The farmers continued to grow and improve the pimento pepper, ultimately developing their prized Perfection Pimento. The cultivation of the Reigel’s strain of pimento, combined with a roasting method they developed for removing the pepper’s tough skin, sowed the seeds for an industrial canning facility on the Reigel’s farm. The Spalding County cannery was hugely successful, and it paved the way for a bustling new farming enterprise that put a salve on the nearly mortal wound the boll weevil had dealt Georgia planters. Commercial pepper production also brought acclaim for the state – as the Pimento Pepper Capital of the World.

The late Craig Claiborne, celebrated food writer and the undisputed auteur of Southern shrimp and grits, estimated that by 1929, 90% of the pimento peppers grown in the U.S. came from Georgia and supporting commercial facilities in nearby states. The ample supply of superior pimentos and bragging rights to the peppers’ provenance inspired Southern cooks to also “improve” the recipe for pimento cheese.

Pimento Cheese

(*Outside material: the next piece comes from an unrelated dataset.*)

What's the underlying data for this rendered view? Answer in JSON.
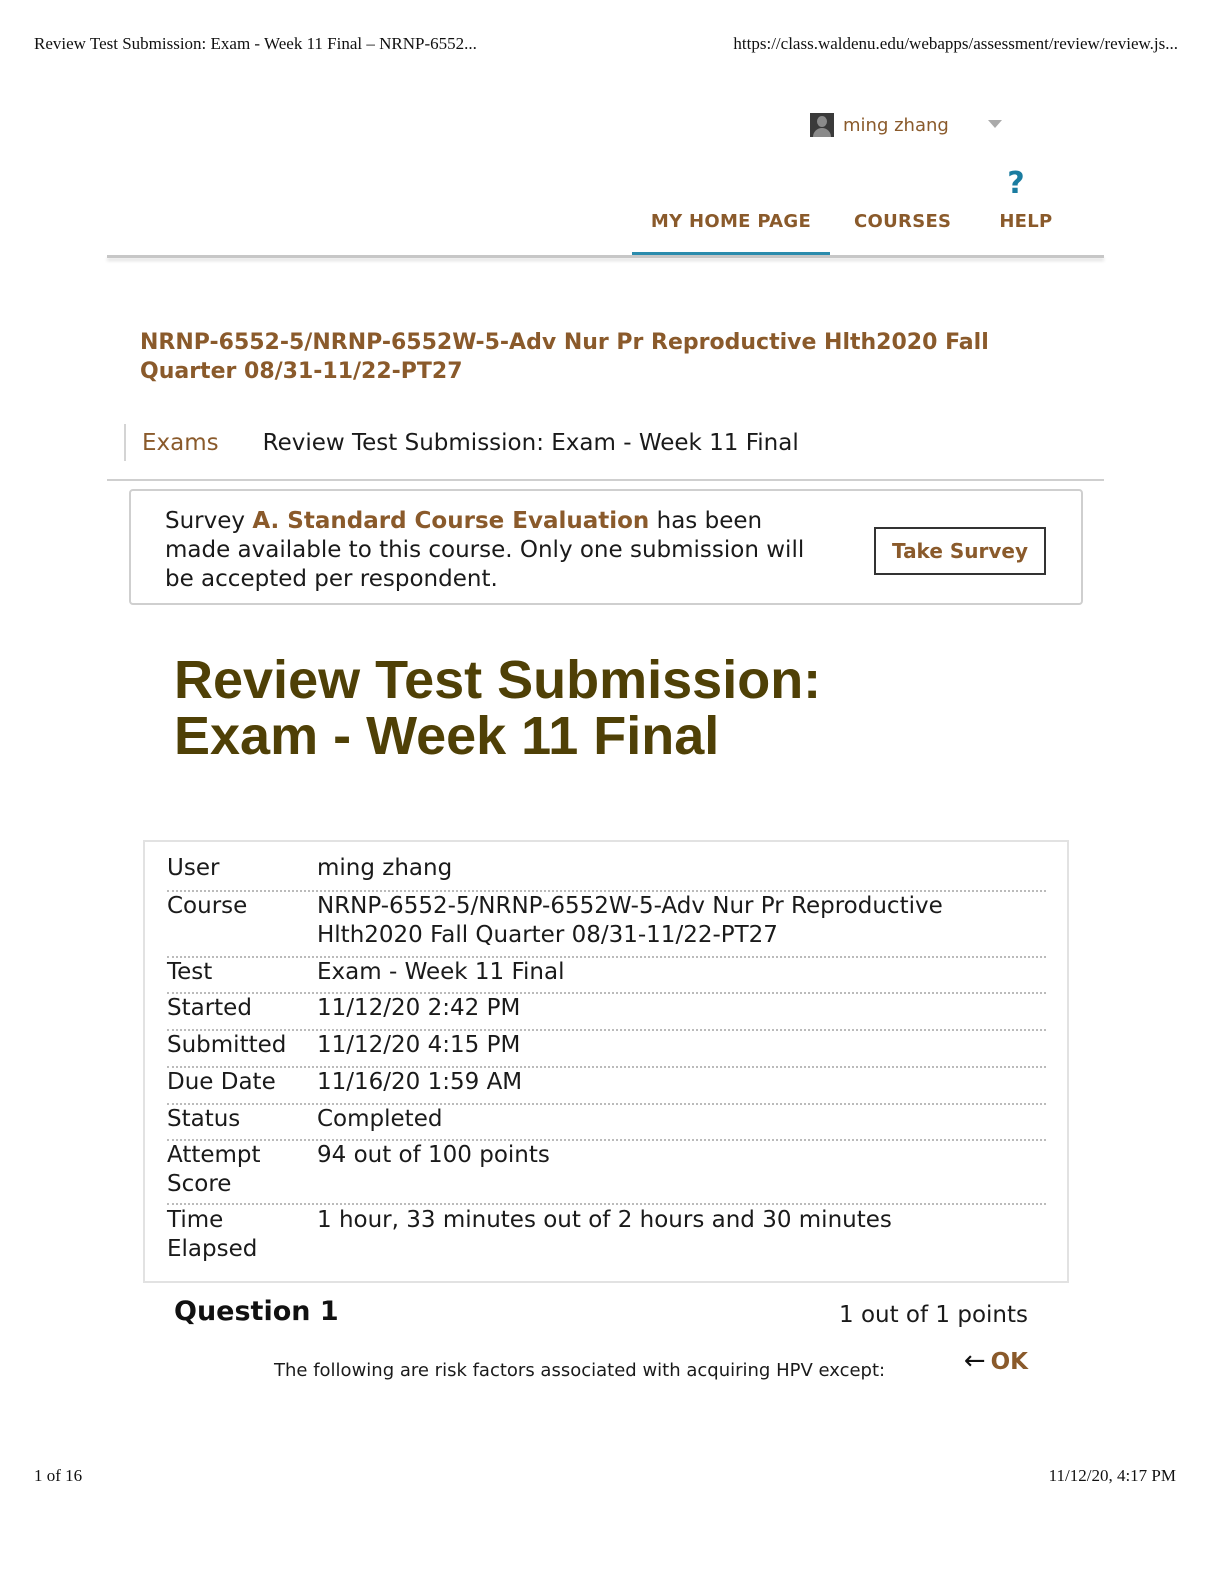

Cheddar cheese was available and affordable – plus it was more piquant than cream cheese. However, the cheese, spices of choice, and diced pimentos required a creamy binding agent to hold it all together and maintain sandwich-friendly spreadability. Ideally, it needed to be a hard-working ingredient that would enhance the taste rather than drown out the other flavors, while also managing to keep the perky shredded cheese and cherry-hued peppers intact. It’s a job mayonnaise was practically born for. The egg and oil in mayonnaise provided texture and binding, and the citrus added a tangy little twang that hit just the right note.

And just like a sinner who goes down to the river to wash away his sins, pimento cheese was reborn.

Pimento cheese quickly became – and remains – one of the most iconic dishes of our time, and like all things truly Southern, it was favored and feted by rich and poor alike. The working class tucked pimento cheese sandwiches into their lunch pails every day while the O’Haras and Wilkeses of the world just cut the crusts off those sammies and served them at fancy parties. Though the recipe has spawned multiple iterations, some of which still contain cream cheese, the common denominators of classic Southern pimento cheese are sharp Cheddar, pimento peppers and mayonnaise (preferably homemade or Duke’s). Today, no holiday party, Southern Living cookbook collection, or Master’s Tournament would be the same without it.

And just remember, gentle reader, were it not for a dutiful congressman from Macon willing to lend a helping hand to industrious Georgia farmers and the whimsical hand of fate, all would be for naught. The gustatory gloriana we all have come to know as real pimento cheese wouldn’t even exist. Pepper jelly would have no purpose. Sandwich bread everywhere would ache for the filling that dare not speak its name. That’s a true fact, my friends.

And I for one find myself in Macon’s debt yet once more for a thing I love, and cannot imagine life without.